[Extracted records]
^^^^

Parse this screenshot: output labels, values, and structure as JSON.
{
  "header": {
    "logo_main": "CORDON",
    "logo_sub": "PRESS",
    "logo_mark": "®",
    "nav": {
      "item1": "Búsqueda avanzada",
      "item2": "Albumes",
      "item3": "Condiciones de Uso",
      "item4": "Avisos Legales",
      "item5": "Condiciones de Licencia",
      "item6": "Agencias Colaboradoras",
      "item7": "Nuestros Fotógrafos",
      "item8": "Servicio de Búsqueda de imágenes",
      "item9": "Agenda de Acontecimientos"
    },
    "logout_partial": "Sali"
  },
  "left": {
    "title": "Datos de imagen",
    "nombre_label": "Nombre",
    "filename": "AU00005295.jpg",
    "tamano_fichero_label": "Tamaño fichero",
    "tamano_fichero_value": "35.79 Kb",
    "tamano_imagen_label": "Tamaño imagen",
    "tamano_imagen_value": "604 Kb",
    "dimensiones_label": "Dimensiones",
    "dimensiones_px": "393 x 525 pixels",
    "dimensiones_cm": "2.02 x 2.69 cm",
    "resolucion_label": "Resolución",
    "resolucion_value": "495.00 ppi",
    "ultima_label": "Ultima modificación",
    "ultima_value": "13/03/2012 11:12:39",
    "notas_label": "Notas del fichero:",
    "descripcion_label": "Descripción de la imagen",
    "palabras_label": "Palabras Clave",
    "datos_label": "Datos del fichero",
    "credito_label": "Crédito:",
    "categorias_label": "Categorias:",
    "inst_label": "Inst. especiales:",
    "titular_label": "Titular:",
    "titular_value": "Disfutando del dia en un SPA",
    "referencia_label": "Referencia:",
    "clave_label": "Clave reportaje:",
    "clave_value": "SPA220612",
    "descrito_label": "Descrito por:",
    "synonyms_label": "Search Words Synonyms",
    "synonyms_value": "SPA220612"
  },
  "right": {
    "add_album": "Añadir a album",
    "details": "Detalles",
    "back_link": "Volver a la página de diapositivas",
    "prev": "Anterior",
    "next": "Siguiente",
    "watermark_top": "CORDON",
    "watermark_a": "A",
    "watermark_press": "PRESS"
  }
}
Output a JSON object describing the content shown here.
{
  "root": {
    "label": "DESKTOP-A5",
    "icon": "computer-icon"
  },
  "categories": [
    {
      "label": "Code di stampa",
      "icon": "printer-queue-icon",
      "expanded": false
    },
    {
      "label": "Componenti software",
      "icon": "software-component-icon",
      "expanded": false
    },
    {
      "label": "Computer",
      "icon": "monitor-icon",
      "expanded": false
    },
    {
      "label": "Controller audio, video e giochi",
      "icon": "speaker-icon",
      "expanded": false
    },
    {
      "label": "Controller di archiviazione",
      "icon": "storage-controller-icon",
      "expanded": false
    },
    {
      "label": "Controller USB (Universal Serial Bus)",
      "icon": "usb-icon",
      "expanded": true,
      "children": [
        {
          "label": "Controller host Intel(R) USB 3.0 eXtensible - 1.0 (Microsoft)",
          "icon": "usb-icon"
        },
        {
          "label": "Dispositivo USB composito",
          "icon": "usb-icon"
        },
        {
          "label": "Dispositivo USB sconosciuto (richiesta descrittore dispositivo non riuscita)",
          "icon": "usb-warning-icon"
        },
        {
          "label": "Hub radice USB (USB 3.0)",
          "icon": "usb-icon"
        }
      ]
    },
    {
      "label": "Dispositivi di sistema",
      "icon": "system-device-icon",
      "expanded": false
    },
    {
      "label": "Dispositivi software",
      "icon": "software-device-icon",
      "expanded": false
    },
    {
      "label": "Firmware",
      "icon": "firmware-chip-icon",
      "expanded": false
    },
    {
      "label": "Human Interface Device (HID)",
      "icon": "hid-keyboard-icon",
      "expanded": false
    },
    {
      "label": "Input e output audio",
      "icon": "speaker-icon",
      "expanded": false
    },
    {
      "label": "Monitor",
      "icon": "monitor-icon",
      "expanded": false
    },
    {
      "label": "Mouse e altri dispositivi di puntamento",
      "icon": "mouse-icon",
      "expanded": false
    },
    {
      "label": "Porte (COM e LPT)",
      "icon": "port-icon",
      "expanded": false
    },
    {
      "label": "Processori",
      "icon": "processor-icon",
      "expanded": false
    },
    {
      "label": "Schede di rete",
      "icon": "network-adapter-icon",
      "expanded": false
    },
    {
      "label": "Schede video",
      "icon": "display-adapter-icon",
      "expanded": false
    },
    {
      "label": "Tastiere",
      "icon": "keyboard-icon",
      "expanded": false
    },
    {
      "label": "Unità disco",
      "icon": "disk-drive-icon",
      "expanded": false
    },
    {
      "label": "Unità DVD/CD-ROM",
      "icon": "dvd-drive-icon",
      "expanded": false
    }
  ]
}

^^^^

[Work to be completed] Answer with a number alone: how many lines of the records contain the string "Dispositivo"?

[The completed task] 2